It’s was clear on first view that Marriner hadn’t seen the handball and clearly got word from his assistant referee. Due the fact match officials are not allowed to chat to the media or communicate with the ‘outside’ world we will never know what really happened in terms of communication between them. Let’s look at the events and break them down. Marriner misses the handball completely and is ‘dug out a hole’ by his assistant who tells him there was a handball – he correctly awards the penalty and correctly reduces Arsenal to ten men although wrongly sending of Gibbs instead of Oxlade-Chamberlain (OC)
The man at fault is the assistant referee for not identifying that OC handled the ball. As a referee you must identify the player immediately, either by number or by looks. In the EPL most players are very famous and officials will call them by name as opposed to by number. Now many pundits and experts have been calling for tv footage to be introduced into the game. In this situation TV footage would have been ideal. Fourth official Anthony Taylor could have told Marriner of his mistake thus allowing it to be corrected within seconds. What if Marriner and his team missed the handball completely then Taylor spots it on TV. Do we go back and award the penalty – many will yes that seems logical.
Okay hypothetically speaking, let’s go to an Old Firm match at Ibrox. Kris Commons goes down in the penalty area and the referee waves away his claims. Rangers immediately break up the pitch and shot at goal. The defender on the line handles the ball and the ref awards a penalty and sanction the player with a red card. As the Celtic player trudges of the field of play the 4th officials calls the referee over and tells him the challenge on Kris Commons should be a penalty. Prepare for World War Three.
I am aware that this is extreme to say the least, however, it’s just one problematic scenario of introducing TV evidence. How do we restart play? How do we stop play?
At international matches a member of the local referee association will sit beside the operator of the screens. He will make the decision of what can and cannot be shown.

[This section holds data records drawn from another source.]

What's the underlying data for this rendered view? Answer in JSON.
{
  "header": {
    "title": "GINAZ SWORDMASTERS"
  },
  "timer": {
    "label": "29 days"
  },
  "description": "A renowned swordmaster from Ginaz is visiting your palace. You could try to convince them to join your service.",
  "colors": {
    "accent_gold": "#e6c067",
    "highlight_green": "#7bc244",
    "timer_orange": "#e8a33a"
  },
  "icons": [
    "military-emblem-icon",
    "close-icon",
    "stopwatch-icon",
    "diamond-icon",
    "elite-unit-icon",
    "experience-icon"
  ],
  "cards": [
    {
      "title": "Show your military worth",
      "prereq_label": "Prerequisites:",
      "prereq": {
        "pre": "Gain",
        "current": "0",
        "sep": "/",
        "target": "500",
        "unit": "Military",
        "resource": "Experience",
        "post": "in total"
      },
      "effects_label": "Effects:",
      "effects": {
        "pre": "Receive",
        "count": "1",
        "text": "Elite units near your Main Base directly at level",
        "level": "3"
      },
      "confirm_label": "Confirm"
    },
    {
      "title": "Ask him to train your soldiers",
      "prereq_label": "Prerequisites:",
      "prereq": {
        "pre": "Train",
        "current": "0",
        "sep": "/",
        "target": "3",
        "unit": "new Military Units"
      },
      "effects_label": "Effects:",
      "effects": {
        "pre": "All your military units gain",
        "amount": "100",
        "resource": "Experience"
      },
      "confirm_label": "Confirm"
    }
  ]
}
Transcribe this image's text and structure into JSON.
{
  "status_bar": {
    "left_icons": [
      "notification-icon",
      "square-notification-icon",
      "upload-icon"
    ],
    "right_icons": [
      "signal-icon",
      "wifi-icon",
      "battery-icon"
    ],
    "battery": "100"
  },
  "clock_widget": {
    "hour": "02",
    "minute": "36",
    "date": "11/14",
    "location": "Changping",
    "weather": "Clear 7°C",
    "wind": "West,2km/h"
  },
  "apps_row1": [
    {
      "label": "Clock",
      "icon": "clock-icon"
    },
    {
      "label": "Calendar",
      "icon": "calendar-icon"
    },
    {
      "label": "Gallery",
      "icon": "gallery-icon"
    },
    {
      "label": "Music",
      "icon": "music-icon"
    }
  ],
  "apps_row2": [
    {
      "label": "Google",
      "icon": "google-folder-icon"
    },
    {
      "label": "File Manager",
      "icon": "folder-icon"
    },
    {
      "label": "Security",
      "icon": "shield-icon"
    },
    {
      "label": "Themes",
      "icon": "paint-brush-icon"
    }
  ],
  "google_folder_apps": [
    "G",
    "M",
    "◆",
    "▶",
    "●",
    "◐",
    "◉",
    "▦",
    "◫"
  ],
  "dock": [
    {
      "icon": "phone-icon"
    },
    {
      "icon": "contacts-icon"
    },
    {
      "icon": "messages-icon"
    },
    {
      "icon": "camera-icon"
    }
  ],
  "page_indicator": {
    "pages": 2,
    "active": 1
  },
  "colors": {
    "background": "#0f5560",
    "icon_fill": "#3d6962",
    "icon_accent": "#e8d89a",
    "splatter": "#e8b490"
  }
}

This system failed catastrophically on 27th June 2010 when the Italian team of officials lead by referee Rosetti, allowed a goal by Tevez to stand against the Mexicans. Tevez was so far offside he was actually ahead of the goalkeeper. Rosetti approached his assistant referee to chat about the goal. Whilst they stood chatting – the billions around the world and the thousands in the stadiums were shown the goal was offside. Rosetti and his assistant were also aware they had made a terrible error. Both now had a choice to make. Allow the goal to wrongly stand or, based on TV evidence, chop the goal off. If they chopped the goal off they would never officiate again and FIFA would almost have certainly demanded the matches be replayed. So against their best will they had to go with a wrong call and face boarding the next plane from South Africa back to Italy with their World Cup dream in bits.
I believe TV evidence has a place in our game. But we need clear guidelines and incidents when it should be used. Goals being scored that are slightly offside or penalties being awarded / not awarded are all parts of the game we love so much. The day we get every decision correct I fear a part of the game will die along with it.